Menstruation is usually thought of as the periodic discharge through the vagina of a bloody secretion containing tissue debris from the shedding of the endometrium from the nonpregnant uterus.


However, as the average frequency of human intercourse, every three days or so, is high enough to make it likely that an ovulation will result in a pregnancy, this continuous sexual activity could also mean that bacteria and viruses can hitch regular free rides deep into the woman's reproductive tract.

One defense against such infection is the plug of mucus at the cervix that blocks sperm from ascending except during two or three fertile days a month. Another natural defense mechanism is menstruation. The hot flow of blood conbined with the change in pH is disastrous for pathogens and it sweeps them away from the sweet environment of the woman's innards.

In the natural environment, most women would experience far fewer menstrual cycles, since they would not cycle while pregnant or lactating, which would be most of time, given the standard of cyclical estrous and birth rates among mammals.
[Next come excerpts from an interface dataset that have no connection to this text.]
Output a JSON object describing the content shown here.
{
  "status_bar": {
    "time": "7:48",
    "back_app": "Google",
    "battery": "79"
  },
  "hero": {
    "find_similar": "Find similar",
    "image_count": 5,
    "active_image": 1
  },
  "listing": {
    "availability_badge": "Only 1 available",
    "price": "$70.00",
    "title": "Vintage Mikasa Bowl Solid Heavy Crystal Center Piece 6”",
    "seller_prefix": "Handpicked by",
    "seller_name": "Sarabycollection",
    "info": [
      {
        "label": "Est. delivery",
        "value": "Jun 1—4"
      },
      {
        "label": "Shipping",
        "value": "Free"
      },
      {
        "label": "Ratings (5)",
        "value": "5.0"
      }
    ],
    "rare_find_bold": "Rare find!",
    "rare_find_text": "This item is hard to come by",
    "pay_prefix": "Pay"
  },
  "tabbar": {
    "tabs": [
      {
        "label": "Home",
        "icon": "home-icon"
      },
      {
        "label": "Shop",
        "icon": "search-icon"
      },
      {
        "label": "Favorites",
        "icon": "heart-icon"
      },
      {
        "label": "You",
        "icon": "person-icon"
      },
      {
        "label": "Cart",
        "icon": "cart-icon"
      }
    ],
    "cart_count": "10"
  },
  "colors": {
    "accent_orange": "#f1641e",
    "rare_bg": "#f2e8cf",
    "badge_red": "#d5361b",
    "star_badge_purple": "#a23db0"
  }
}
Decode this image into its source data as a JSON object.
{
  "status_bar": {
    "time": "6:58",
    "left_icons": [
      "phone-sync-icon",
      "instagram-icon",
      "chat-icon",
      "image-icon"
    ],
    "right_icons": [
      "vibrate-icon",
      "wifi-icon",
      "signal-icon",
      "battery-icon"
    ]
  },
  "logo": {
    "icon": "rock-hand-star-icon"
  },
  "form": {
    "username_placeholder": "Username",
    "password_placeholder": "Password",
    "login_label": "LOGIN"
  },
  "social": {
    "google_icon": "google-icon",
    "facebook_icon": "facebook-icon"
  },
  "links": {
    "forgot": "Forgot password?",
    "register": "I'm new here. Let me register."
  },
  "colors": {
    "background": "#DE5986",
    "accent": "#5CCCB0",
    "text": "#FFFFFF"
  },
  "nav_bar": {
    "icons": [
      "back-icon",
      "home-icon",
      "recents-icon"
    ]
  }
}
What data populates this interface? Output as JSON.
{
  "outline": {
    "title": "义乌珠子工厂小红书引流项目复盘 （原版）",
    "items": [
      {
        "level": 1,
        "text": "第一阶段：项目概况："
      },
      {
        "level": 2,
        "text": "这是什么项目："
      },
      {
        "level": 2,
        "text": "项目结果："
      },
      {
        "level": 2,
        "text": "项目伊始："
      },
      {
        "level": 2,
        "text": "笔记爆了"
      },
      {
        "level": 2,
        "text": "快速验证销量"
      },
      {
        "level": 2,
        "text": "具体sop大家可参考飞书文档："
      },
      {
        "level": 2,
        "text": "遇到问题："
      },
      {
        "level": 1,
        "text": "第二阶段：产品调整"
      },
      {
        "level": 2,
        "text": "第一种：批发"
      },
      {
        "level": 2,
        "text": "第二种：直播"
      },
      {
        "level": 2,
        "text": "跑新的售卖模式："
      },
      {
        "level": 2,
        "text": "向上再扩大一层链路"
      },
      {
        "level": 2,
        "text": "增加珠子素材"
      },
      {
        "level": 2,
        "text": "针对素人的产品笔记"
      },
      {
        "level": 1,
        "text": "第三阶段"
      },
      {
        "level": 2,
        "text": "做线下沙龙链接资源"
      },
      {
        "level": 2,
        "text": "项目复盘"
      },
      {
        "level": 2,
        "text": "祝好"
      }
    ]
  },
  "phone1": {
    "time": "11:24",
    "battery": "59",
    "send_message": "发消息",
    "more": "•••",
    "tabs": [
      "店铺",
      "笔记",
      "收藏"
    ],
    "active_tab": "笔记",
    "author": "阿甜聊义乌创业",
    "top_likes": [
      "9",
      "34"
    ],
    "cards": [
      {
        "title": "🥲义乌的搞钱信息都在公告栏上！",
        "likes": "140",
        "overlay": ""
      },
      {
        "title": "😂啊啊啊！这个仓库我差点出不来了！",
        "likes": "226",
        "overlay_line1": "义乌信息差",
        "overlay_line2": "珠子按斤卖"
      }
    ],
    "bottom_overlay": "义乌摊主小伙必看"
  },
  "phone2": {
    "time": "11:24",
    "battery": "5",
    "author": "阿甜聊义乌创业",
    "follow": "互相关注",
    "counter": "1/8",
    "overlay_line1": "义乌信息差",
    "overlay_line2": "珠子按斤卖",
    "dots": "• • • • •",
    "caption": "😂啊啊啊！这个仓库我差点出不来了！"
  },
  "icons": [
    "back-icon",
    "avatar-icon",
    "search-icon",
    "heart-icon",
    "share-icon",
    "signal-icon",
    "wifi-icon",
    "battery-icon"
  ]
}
Since humans do have sex more frequently, but have fewer offspring, menstruation is an important evolutionary defense mechanism designed to keep the females of the human race healthy.